The Canadian market continues to labour under mounting borrowing costs and the central bank's rate increases
Royal LePage has revised its forecast for Canadian home prices and said that aggregate prices in Q4 will likely be lower by 0.5% on an annual basis, in effect nullifying the increases seen during the earlier parts of the year.
This was far below Royal LePage’s July projections of a 5% year over year gain during the fourth quarter. The lower prediction was due to the substantial increases in mortgage borrowing costs spurred by the Bank of Canada’s outsized rate hikes.
“September did not bring the typical seasonal lift in the number of homes trading hands in this country, a clear indication that our housing market continues to adjust to higher borrowing costs,” said Phil Soper, CEO of Royal LePage.
“Our revised outlook has national prices at just below where we ended 2021, erasing the gains made in the first quarter of 2022,” Soper added.
The third quarter only saw a 3.3% annual increase in the national aggregate home price to reach $774,900, although it was 4.9% lower on a quarterly basis.
Royal LePage had previously warned that inflationary pressures would continue to weigh on Canadian housing activity.

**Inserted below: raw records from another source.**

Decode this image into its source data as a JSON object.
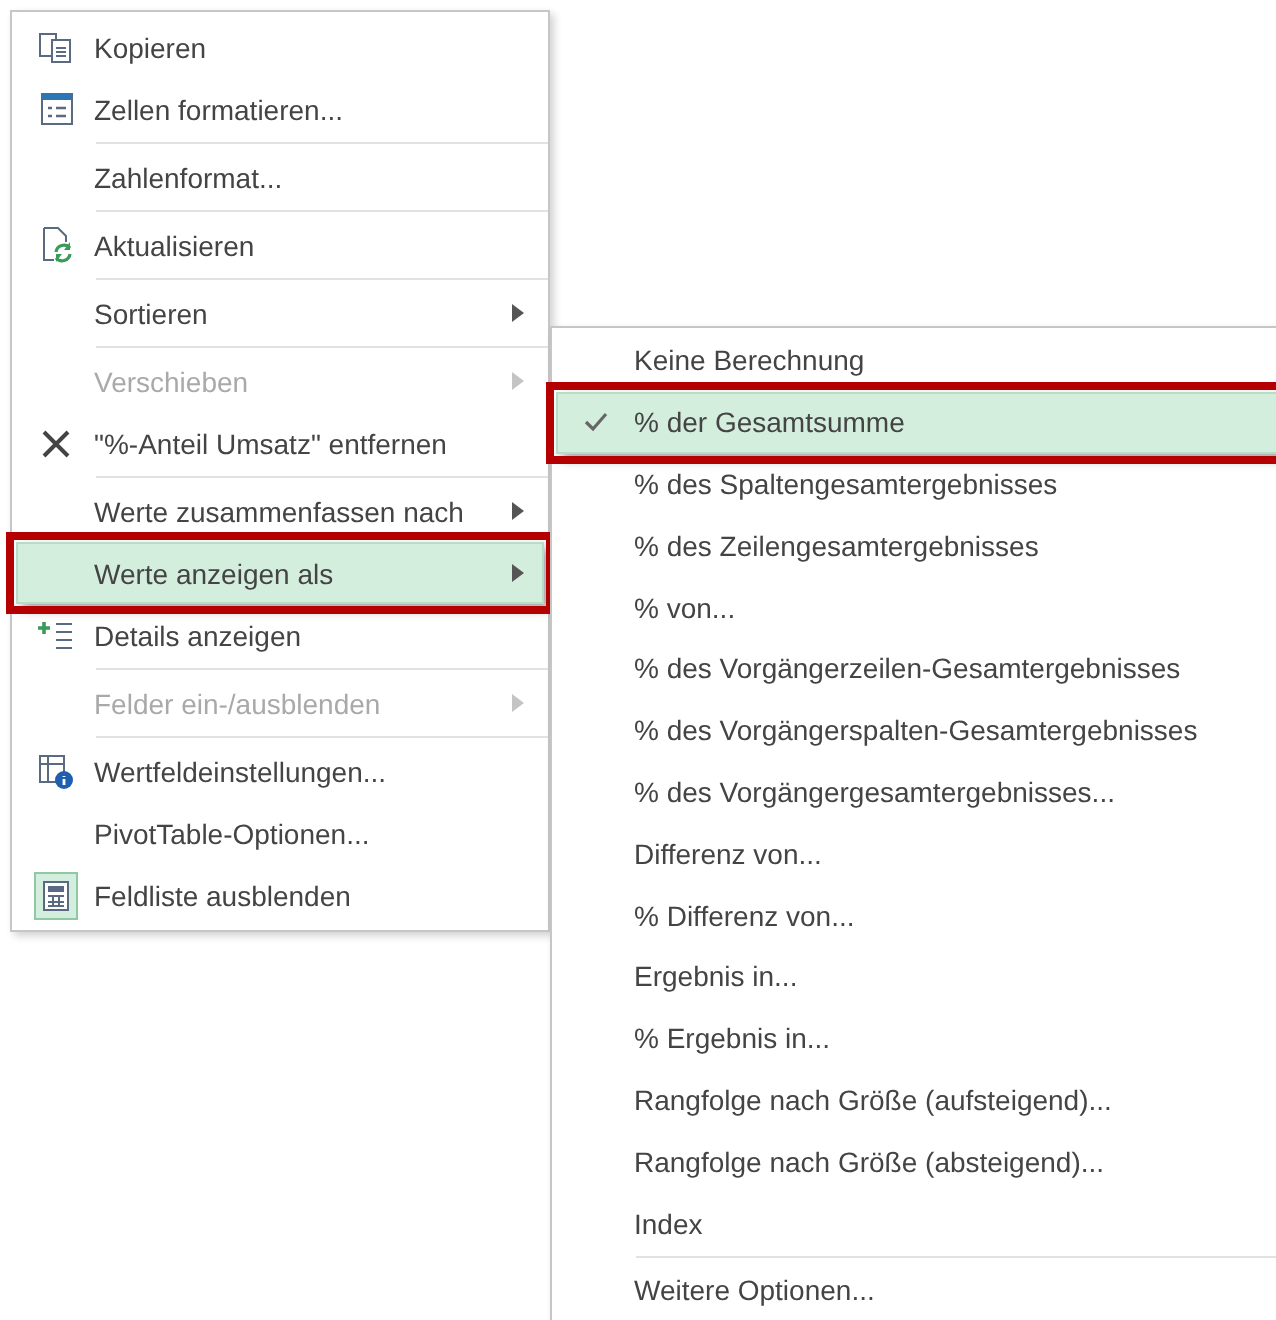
{
  "context_menu": {
    "groups": [
      [
        {
          "label": "Kopieren",
          "disabled": false,
          "selected": false,
          "marked": false,
          "checked": false,
          "has_submenu": false
        },
        {
          "label": "Zellen formatieren...",
          "disabled": false,
          "selected": false,
          "marked": false,
          "checked": false,
          "has_submenu": false
        }
      ],
      [
        {
          "label": "Zahlenformat...",
          "disabled": false,
          "selected": false,
          "marked": false,
          "checked": false,
          "has_submenu": false
        }
      ],
      [
        {
          "label": "Aktualisieren",
          "disabled": false,
          "selected": false,
          "marked": false,
          "checked": false,
          "has_submenu": false
        }
      ],
      [
        {
          "label": "Sortieren",
          "disabled": false,
          "selected": false,
          "marked": false,
          "checked": false,
          "has_submenu": true
        }
      ],
      [
        {
          "label": "Verschieben",
          "disabled": true,
          "selected": false,
          "marked": false,
          "checked": false,
          "has_submenu": true
        },
        {
          "label": "\"%-Anteil Umsatz\" entfernen",
          "disabled": false,
          "selected": false,
          "marked": false,
          "checked": false,
          "has_submenu": false
        }
      ],
      [
        {
          "label": "Werte zusammenfassen nach",
          "disabled": false,
          "selected": false,
          "marked": false,
          "checked": false,
          "has_submenu": true
        },
        {
          "label": "Werte anzeigen als",
          "disabled": false,
          "selected": true,
          "marked": true,
          "checked": false,
          "has_submenu": true
        },
        {
          "label": "Details anzeigen",
          "disabled": false,
          "selected": false,
          "marked": false,
          "checked": false,
          "has_submenu": false
        }
      ],
      [
        {
          "label": "Felder ein-/ausblenden",
          "disabled": true,
          "selected": false,
          "marked": false,
          "checked": false,
          "has_submenu": true
        }
      ],
      [
        {
          "label": "Wertfeldeinstellungen...",
          "disabled": false,
          "selected": false,
          "marked": false,
          "checked": false,
          "has_submenu": false
        },
        {
          "label": "PivotTable-Optionen...",
          "disabled": false,
          "selected": false,
          "marked": false,
          "checked": false,
          "has_submenu": false
        },
        {
          "label": "Feldliste ausblenden",
          "disabled": false,
          "selected": false,
          "marked": false,
          "checked": true,
          "has_submenu": false
        }
      ]
    ]
  },
  "submenu": {
    "groups": [
      [
        {
          "label": "Keine Berechnung",
          "checked": false,
          "selected": false,
          "marked": false
        },
        {
          "label": "% der Gesamtsumme",
          "checked": true,
          "selected": true,
          "marked": true
        },
        {
          "label": "% des Spaltengesamtergebnisses",
          "checked": false,
          "selected": false,
          "marked": false
        },
        {
          "label": "% des Zeilengesamtergebnisses",
          "checked": false,
          "selected": false,
          "marked": false
        },
        {
          "label": "% von...",
          "checked": false,
          "selected": false,
          "marked": false
        },
        {
          "label": "% des Vorgängerzeilen-Gesamtergebnisses",
          "checked": false,
          "selected": false,
          "marked": false
        },
        {
          "label": "% des Vorgängerspalten-Gesamtergebnisses",
          "checked": false,
          "selected": false,
          "marked": false
        },
        {
          "label": "% des Vorgängergesamtergebnisses...",
          "checked": false,
          "selected": false,
          "marked": false
        },
        {
          "label": "Differenz von...",
          "checked": false,
          "selected": false,
          "marked": false
        },
        {
          "label": "% Differenz von...",
          "checked": false,
          "selected": false,
          "marked": false
        },
        {
          "label": "Ergebnis in...",
          "checked": false,
          "selected": false,
          "marked": false
        },
        {
          "label": "% Ergebnis in...",
          "checked": false,
          "selected": false,
          "marked": false
        },
        {
          "label": "Rangfolge nach Größe (aufsteigend)...",
          "checked": false,
          "selected": false,
          "marked": false
        },
        {
          "label": "Rangfolge nach Größe (absteigend)...",
          "checked": false,
          "selected": false,
          "marked": false
        },
        {
          "label": "Index",
          "checked": false,
          "selected": false,
          "marked": false
        }
      ],
      [
        {
          "label": "Weitere Optionen...",
          "checked": false,
          "selected": false,
          "marked": false
        }
      ]
    ]
  }
}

In particular, “a worrying increase in inflation expectations, a further decline in the already record-low unemployment rate, and accelerating wage growth, all suggest monetary policy needs to get away from stimulative territory as soon as possible.”